How well your lordship will deserve that praise, I need no inspiration to foretel. You have already ieft no room for prophecy: your early undertakings have been such, in the service of your king and country, when you offered yourself to the most dangerous employment, that of the sea; when you chose to abandon those delights to which your youth and fortune did invite you, to undergo the hazards, and, which was worse, the company of common seamen; that you have made it evident you will refuse, no opportunity of rendering yourself useful to the nation, when either your courage or conduct shall be required.
Essay on UNNArural flights, &c. First Mulgrave rose, Roscommon next, like light, To clear our darkness, and to guide our flight: With steady judgment, and in lofty sounds, They gave us patterns, and they set us bounds. The Stagyrite and Horace laid aside, Inform'd by them, we need no foreign guide; Who seek from poetry a lasting name, May, from their lessons, learn the road to Fame.
ALMA, CANT. II.

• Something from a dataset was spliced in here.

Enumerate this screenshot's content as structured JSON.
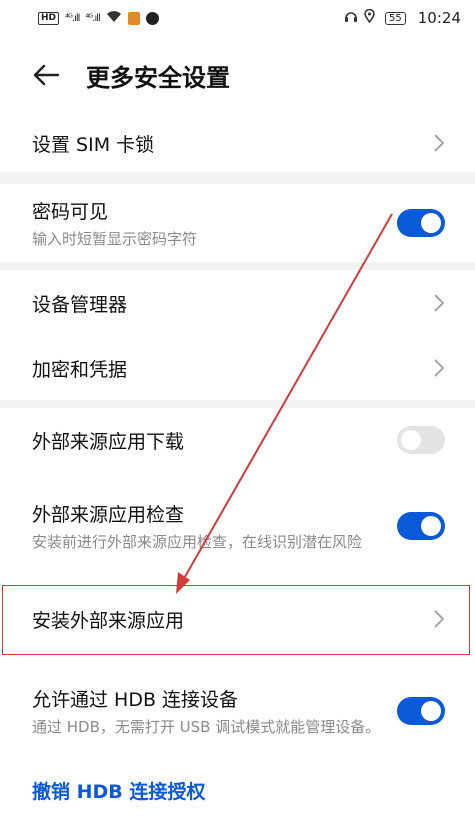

Harry the poet! blest the lays'
Now Tyber's streams no courtly Gallus see, But smiling Thames enjoys his Normanby.
Essay on criticism.
Yet some there were among the soul:der few,
Muse, 'tis enough; at length thy labour ends,
DUICE OF BUCICINGHAMSHIRE,
THE TEMPLE OF DEATH.
IN 1.Mitation of the FRENch.
Is those cold climates, where the Sun appears Unwillingly, and hides his face in tears, A dismal vale lies in a desert isle, On which indulgent Heaven did never simile, There a thick grove of aged cypress trees, Which none, without an awful horrour, sees, Into its wither'd arms, depriv'd of leaves, Whole flocks of ill-presaging birds receives: Poisons are all the plants that soil will bear, And winter is the only season there t Millions of graves o'erspread the spacious field, And springs of blood a thousand rivers yield; Whose streams, oppress'd with carcasses and bones, hnstead of gentle murmurs, pour forth groans. Within this vale a famous temple stands, Old as the world itself, which it commands; Round is its figure, and four iron gates Divide mankind, by order of the Fates: Thither in crowds come, to one common grave, The young, the old, the monarch, and the slave, Old Age and Pains, those evils man deplores, Are rigid keepers of th' eternal doors; All clad in mournful blacks, which sadly load The sacred walls of this obscure abode; And tapers, of a pitchy substance made, With clouds of smoke, increase the dismal shade. A monster, void of reason and of sight, The goddess is, who sways this realm of night; Her power extends o'er all things that have breath, A cruel tyrant, and her name is Death. The fairest object of our wondering eyes was newly offer'd up her sacrifice; Th’ adjoining places where the altar stood, ret blushing with the fair Almeria's blood, When griev'd Orontes, whose unhappy flame 's known to all who e'er converse with Fame, His mind possess'd by Fury and Despair, Within the sacred temple made this prayer: “ Great deity who in thy hands dost bear That iron sceptre which poor mortals fear; Who wanting eyes thyself, respectest none, And neither spar'st the laurel nor the crown!
O thou, whom all mankind in vain withstand,